  • DHCP – This one has been very frequent lately.  You have to remember that VDI can be very fluid, especially if you are using floating desktops with refresh on logoff (my personal favorite.)  Because of this fluidity, you have to make special considerations with DHCP.  If you are not careful, a recompose of a large pool of desktops can deplete your available IP addresses in your DHCP pool.  You should set your DHCP lease to 1 hour for all of the subnets where VDI desktops will reside.  You should also set a script to run, either on shutdown via group policy or by the View agent by configuring the power-off script in the quickprep settings.  For details, take a look at “The Resolution” section in the blog article here.  This script approach will release the IP addresses when the desktops refresh and then renew them when the desktop restarts.  The issue comes when an admin has to delete some desktops.  In this case the scripts do not run to release the IP addresses, however, your shortened lease time will pick up those IP addresses in an hour.
  • DNS – make sure that your forward and reverse zones are working well.  You should have dynamic updates enabled so that you can have the desktops register with DNS correctly.  I have had customers try to use DHCP to update DNS but this always seemed to run into some kind of issue so I typically try to deter customers from using that approach.
  • DNS #2 – Also when using an internal and external facing environment, make sure to set the proper DNS records and their resolution to the correct internal/external brokers for users who may be logging in form both scenarios.
  • Read-only DC’s – If you are using read-only dc’s in your Active Directory environment, you may want to have a look at this MS KB article.  I ran into a few issues with a customer running XP and building their base image, we forgot this and they could not authenticate.  If you run Read-only DC’s, make sure to fully read the article.
  • OU Creation – Make sure when you create a new Organizational Unit in AD that you DO NOT select “Protect container from accidental deletion”.  If you are running XP desktops this setting will prevent them from joining the domain correctly.
  • Firewall ports – make sure the correct ports are open for the security servers and the brokers.  This article is a great reference to make sure you have opened what you need.
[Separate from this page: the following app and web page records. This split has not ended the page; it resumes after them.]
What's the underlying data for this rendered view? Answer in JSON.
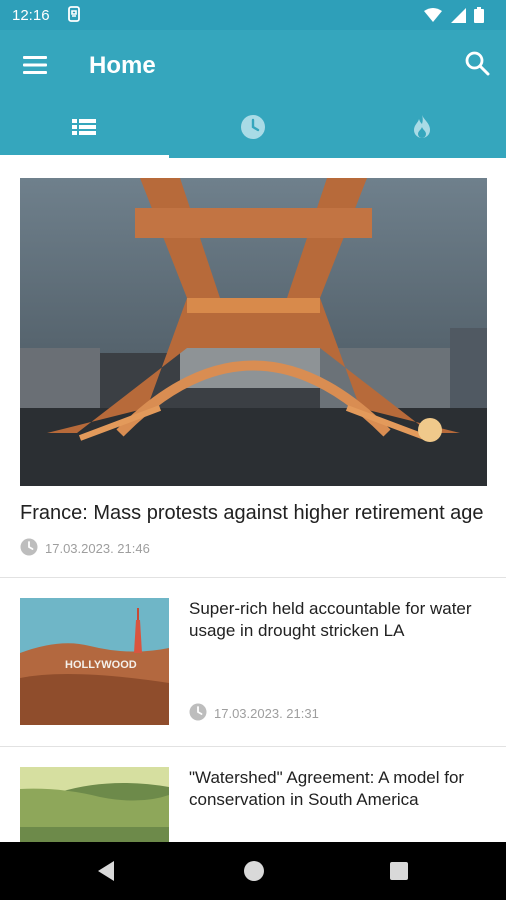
{
  "status_bar": {
    "time": "12:16",
    "notification_icon": "sim-card-icon",
    "indicators": [
      "wifi-icon",
      "signal-icon",
      "battery-icon"
    ]
  },
  "app_bar": {
    "title": "Home",
    "menu_icon": "menu-icon",
    "search_icon": "search-icon"
  },
  "tabs": [
    {
      "name": "list-icon",
      "selected": true
    },
    {
      "name": "clock-icon",
      "selected": false
    },
    {
      "name": "flame-icon",
      "selected": false
    }
  ],
  "articles": [
    {
      "title": "France: Mass protests against higher retirement age",
      "date": "17.03.2023. 21:46",
      "image": "eiffel-tower-photo"
    },
    {
      "title": "Super-rich held accountable for water usage in drought stricken LA",
      "date": "17.03.2023. 21:31",
      "image": "hollywood-sign-photo"
    },
    {
      "title": "\"Watershed\" Agreement: A model for conservation in South America",
      "date": "",
      "image": "forest-hills-photo"
    }
  ],
  "colors": {
    "primary": "#35a6bd",
    "status_bar": "#2e9fb9"
  }
}
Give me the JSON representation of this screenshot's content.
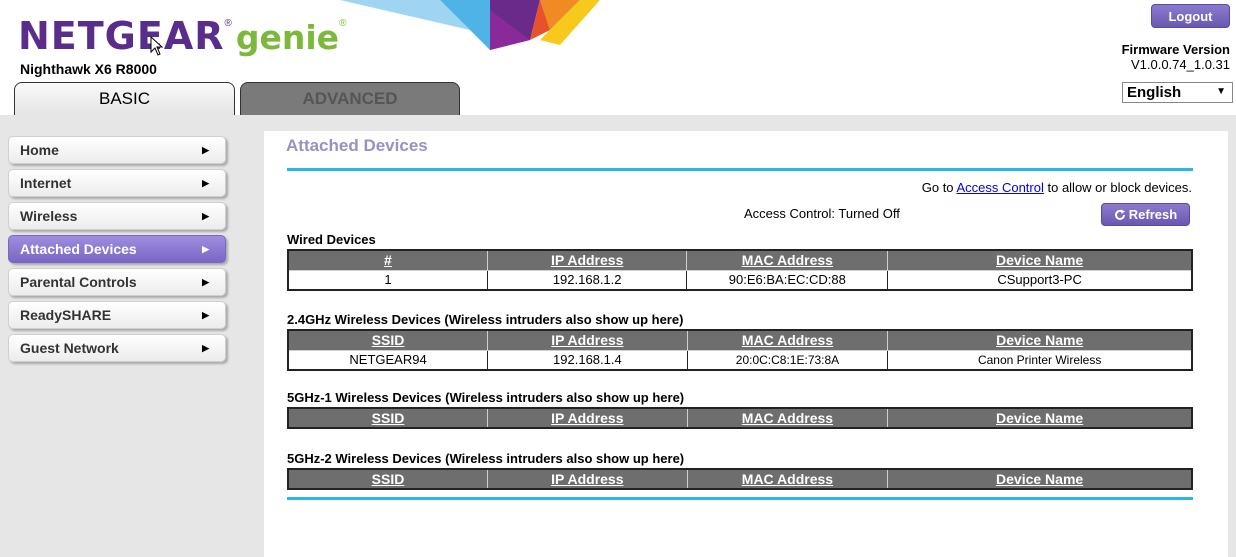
{
  "header": {
    "logo": {
      "netgear": "NETGEAR",
      "genie": "genie",
      "reg_mark": "®"
    },
    "model": "Nighthawk X6 R8000",
    "logout_label": "Logout",
    "firmware_label": "Firmware Version",
    "firmware_value": "V1.0.0.74_1.0.31",
    "language": "English"
  },
  "tabs": [
    {
      "label": "BASIC",
      "active": true
    },
    {
      "label": "ADVANCED",
      "active": false
    }
  ],
  "sidebar": {
    "items": [
      {
        "label": "Home"
      },
      {
        "label": "Internet"
      },
      {
        "label": "Wireless"
      },
      {
        "label": "Attached Devices",
        "active": true
      },
      {
        "label": "Parental Controls"
      },
      {
        "label": "ReadySHARE"
      },
      {
        "label": "Guest Network"
      }
    ]
  },
  "main": {
    "title": "Attached Devices",
    "goto_prefix": "Go to",
    "goto_link": "Access Control",
    "goto_suffix": "to allow or block devices.",
    "access_control_status": "Access Control: Turned Off",
    "refresh_label": "Refresh",
    "wired": {
      "title": "Wired Devices",
      "headers": [
        "#",
        "IP Address",
        "MAC Address",
        "Device Name"
      ],
      "rows": [
        [
          "1",
          "192.168.1.2",
          "90:E6:BA:EC:CD:88",
          "CSupport3-PC"
        ]
      ]
    },
    "wireless_24": {
      "title": "2.4GHz Wireless Devices (Wireless intruders also show up here)",
      "headers": [
        "SSID",
        "IP Address",
        "MAC Address",
        "Device Name"
      ],
      "rows": [
        [
          "NETGEAR94",
          "192.168.1.4",
          "20:0C:C8:1E:73:8A",
          "Canon Printer Wireless"
        ]
      ]
    },
    "wireless_5g1": {
      "title": "5GHz-1 Wireless Devices (Wireless intruders also show up here)",
      "headers": [
        "SSID",
        "IP Address",
        "MAC Address",
        "Device Name"
      ],
      "rows": []
    },
    "wireless_5g2": {
      "title": "5GHz-2 Wireless Devices (Wireless intruders also show up here)",
      "headers": [
        "SSID",
        "IP Address",
        "MAC Address",
        "Device Name"
      ],
      "rows": []
    }
  },
  "colors": {
    "brand_purple": "#5a2d8c",
    "genie_green": "#7cb83a",
    "accent_blue": "#29b7e6",
    "button_purple": "#7a66c4",
    "header_gray": "#6e6e6e"
  }
}
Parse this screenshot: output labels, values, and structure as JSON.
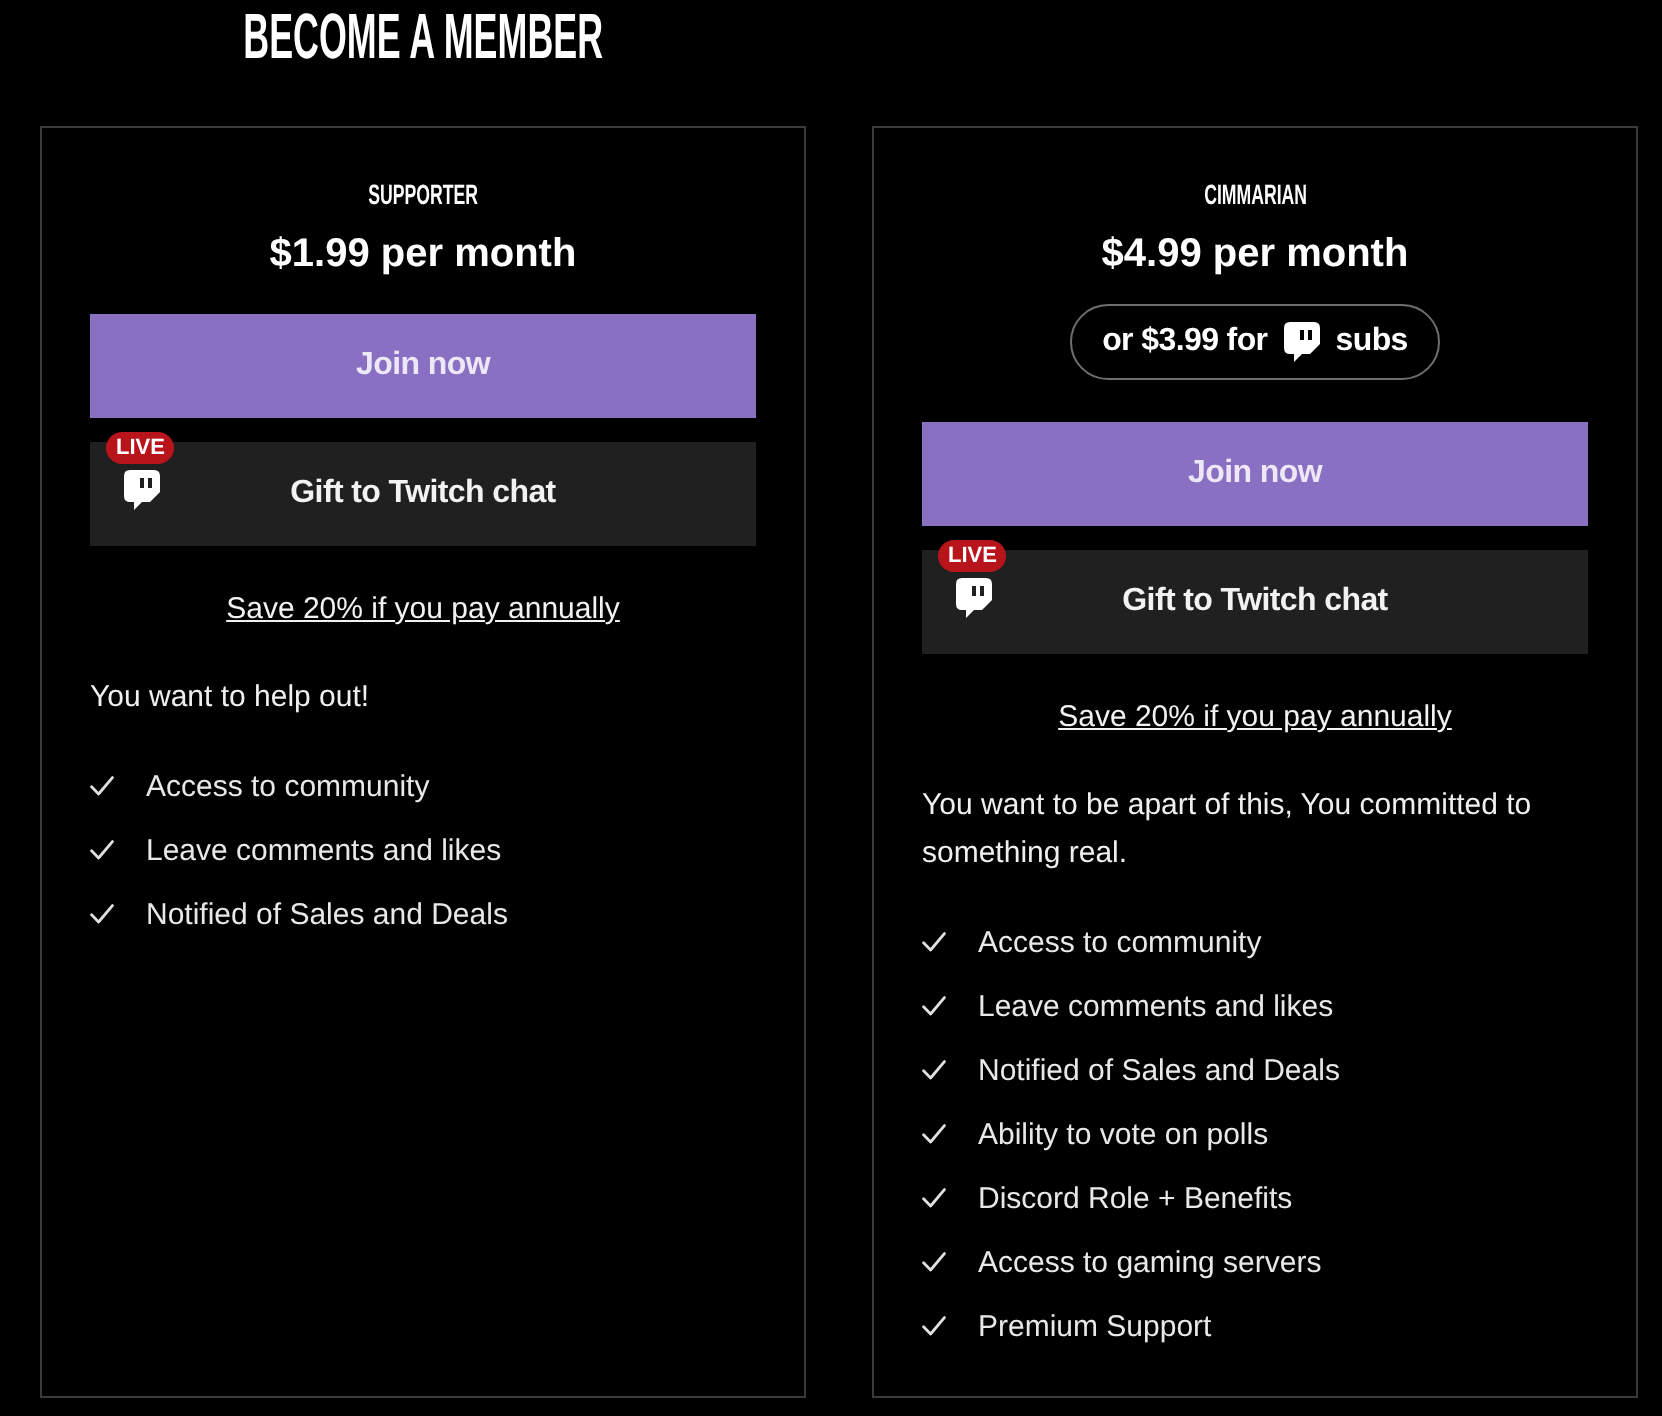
{
  "title": "BECOME A MEMBER",
  "plans": [
    {
      "name": "SUPPORTER",
      "price": "$1.99 per month",
      "join_button": "Join now",
      "gift_button": {
        "label": "Gift to Twitch chat",
        "badge": "LIVE"
      },
      "annual_link": "Save 20% if you pay annually",
      "description": "You want to help out!",
      "features": [
        "Access to community",
        "Leave comments and likes",
        "Notified of Sales and Deals"
      ]
    },
    {
      "name": "CIMMARIAN",
      "price": "$4.99 per month",
      "sub_offer": {
        "prefix": "or $3.99 for",
        "suffix": "subs"
      },
      "join_button": "Join now",
      "gift_button": {
        "label": "Gift to Twitch chat",
        "badge": "LIVE"
      },
      "annual_link": "Save 20% if you pay annually",
      "description": "You want to be apart of this, You committed to something real.",
      "features": [
        "Access to community",
        "Leave comments and likes",
        "Notified of Sales and Deals",
        "Ability to vote on polls",
        "Discord Role + Benefits",
        "Access to gaming servers",
        "Premium Support"
      ]
    }
  ]
}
  • Group policy loopback processing – You’ll definitely want to have a look thru this MS KB article.  Group policies apply to users or machines.  When you use loopback mode, it allows you to set a policy that has a user policy that only applies to those machines.  So say you wanted to have all users of VDI desktops to have the same wallpaper, but you wanted them to have their regular wallpaper if they log into their regular desktop.  That’s when you would use loopback mode.

These are some of the issues I’ve run into as of late.  Feel free to post any others in the comments.  Next design tips will be: Network.